    Jean: Great cartoon! Absurd how celebs are supposed to always wear something new. As if wearing the same thing twice suggests they're poverty-stricken or letting themselves go.

  16. Ursula: Well disposed to me? You've got a funny way of showing it. If I'm depicting a world you don't recognise, maybe you should get out more. Or follow the media more closely. You say I'm exaggerating the world's woes. Just to take one statistic, 200 million women have been genitally mutilated in at least 30 countries. How exactly am I exaggerating? That figure is so shocking, it makes me feel quite ill. But the media is more interested in whether some actress is showing too much cleavage.

    I don't know why you think I'm a lost soul. Troubled maybe but certainly not lost. I know exactly where I am and what I want out of life. After so many years of following me, you have remarkably little insight into what makes me tick.

  17. Probably generalizing here, but it seems as though men don't really care as much about their appearance as women do. That makes women more of an easy target.

  18. Bijoux: Very true that most men don't really care about their appearance, apart from those fashion-conscious youngsters who're always swathed in the latest must-have designer brands. But I'm sure they'd start caring if their clothes were being trashed by all and sundry the way women's clothes so often are.

  19. it seems i am always late to the party here.
    but then i have a highly enjoyable time reading all the comments.
    i have never been one to enjoy the shopping for clothes and dressing up game. it was necessary to a point in my working years. i often longed to be able to wear a uniform. i am all for clean and neat.
    one day years ago now... i was still fairly young. and i simply heard the song eleanor rigby in my head. remember the line...
    she lives in a dream. she leaves her face in a jar by the door.
    or something like that.
    i decided that very morning to take off the eyeliner and the lipstick and have never looked back. i wanted my own face out there in the world. i wear a little blush... just to look reasonably healthy! but there are no longer TWO faces of me! if they want to tear me to shreds ... i say have at it. the confidence and contentment with yourself has to come from within. and when that is in place... i find it matters not what the world thinks.
    but then... i'm not in the limelight with people constantly criticizing me either. i'm sure that would get old.
    as you say nick...
    there are SO MANY other things that are seriously done to women that need to be STOPPED.
    great post.

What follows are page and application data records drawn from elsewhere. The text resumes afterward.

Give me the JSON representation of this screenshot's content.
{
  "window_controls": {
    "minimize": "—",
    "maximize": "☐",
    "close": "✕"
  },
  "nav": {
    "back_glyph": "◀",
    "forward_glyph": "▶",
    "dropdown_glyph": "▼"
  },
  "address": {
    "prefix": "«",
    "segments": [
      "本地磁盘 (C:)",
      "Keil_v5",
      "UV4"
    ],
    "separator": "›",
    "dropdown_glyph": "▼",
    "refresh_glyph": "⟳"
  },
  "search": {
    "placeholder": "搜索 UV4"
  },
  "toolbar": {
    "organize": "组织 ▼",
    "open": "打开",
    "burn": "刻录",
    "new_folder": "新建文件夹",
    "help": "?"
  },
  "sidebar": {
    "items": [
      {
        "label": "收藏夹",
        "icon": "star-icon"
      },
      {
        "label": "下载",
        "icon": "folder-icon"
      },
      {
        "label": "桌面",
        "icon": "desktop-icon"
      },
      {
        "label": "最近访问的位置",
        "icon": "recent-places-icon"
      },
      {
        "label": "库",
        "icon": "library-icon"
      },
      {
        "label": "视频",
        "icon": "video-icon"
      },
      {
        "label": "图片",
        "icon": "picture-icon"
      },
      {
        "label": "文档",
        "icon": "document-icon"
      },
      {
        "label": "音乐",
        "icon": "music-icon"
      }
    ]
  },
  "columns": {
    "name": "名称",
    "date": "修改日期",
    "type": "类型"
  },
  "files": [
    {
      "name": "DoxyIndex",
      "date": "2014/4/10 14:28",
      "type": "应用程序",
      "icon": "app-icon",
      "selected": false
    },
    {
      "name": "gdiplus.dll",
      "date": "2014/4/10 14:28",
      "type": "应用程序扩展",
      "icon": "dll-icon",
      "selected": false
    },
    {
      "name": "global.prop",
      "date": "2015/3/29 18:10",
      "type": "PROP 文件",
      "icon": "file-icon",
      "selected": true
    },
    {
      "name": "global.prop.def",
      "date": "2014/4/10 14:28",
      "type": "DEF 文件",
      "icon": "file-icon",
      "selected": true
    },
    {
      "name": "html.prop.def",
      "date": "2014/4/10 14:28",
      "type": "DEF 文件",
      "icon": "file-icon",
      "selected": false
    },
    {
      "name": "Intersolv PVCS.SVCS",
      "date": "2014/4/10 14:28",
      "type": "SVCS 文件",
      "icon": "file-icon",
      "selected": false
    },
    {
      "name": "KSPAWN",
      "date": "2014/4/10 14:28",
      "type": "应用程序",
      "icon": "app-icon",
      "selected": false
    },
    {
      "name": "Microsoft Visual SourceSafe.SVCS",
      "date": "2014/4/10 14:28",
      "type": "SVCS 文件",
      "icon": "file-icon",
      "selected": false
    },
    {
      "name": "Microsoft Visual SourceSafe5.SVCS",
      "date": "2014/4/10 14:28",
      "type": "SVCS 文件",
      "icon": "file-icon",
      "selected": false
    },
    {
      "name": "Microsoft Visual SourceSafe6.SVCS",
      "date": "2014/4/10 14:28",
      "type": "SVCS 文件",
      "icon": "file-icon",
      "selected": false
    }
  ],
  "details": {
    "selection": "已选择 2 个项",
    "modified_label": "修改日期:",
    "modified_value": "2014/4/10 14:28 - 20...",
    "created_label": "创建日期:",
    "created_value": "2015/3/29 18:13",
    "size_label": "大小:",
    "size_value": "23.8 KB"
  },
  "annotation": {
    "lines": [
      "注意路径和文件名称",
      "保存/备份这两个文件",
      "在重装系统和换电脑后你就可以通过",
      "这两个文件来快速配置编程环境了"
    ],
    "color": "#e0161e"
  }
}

  20. Tammy: Late arrivals always welcome, ha ha!

    Eleanor Rigby is a wonderful song. Such profundity in a few simple lines. How interesting that it inspired you to give up all the fancy make-up! So many women are absolutely plastered, I'm sure their natural face is perfectly okay without all the slap. As you say, in the end confidence can only come from within and not from a pile of cosmetics.

  21. Very true. These days many people feel they can be particularly nasty because they can hide behind the internet.

  22. Jenny: Absolutely. I think anonymity shouldn't be allowed, people should have to give their personal details. Then we'd see how many of them have the nerve to make their vicious attacks on other people, often complete strangers.

  23. The opposite of love is indifference, Nick. Ursula gives you the truth as she sees it because she estimates you big enough and thoughtful enough to process it. It is a compliment and you should take it as such.

    I'm not hugely critical of other women's appearance but I must say I seem to take a woman a little more seriously if she is at least a little bit groomed. It's hypocritical of me because I am the worst groomed woman ever but I suppose I have internalised the expectations that have influenced women since before I was born.

    In my own defence, I might have some kind of internal expectations but I would never say anything. I would always uphold the right of any woman to do whatever she wants with her body.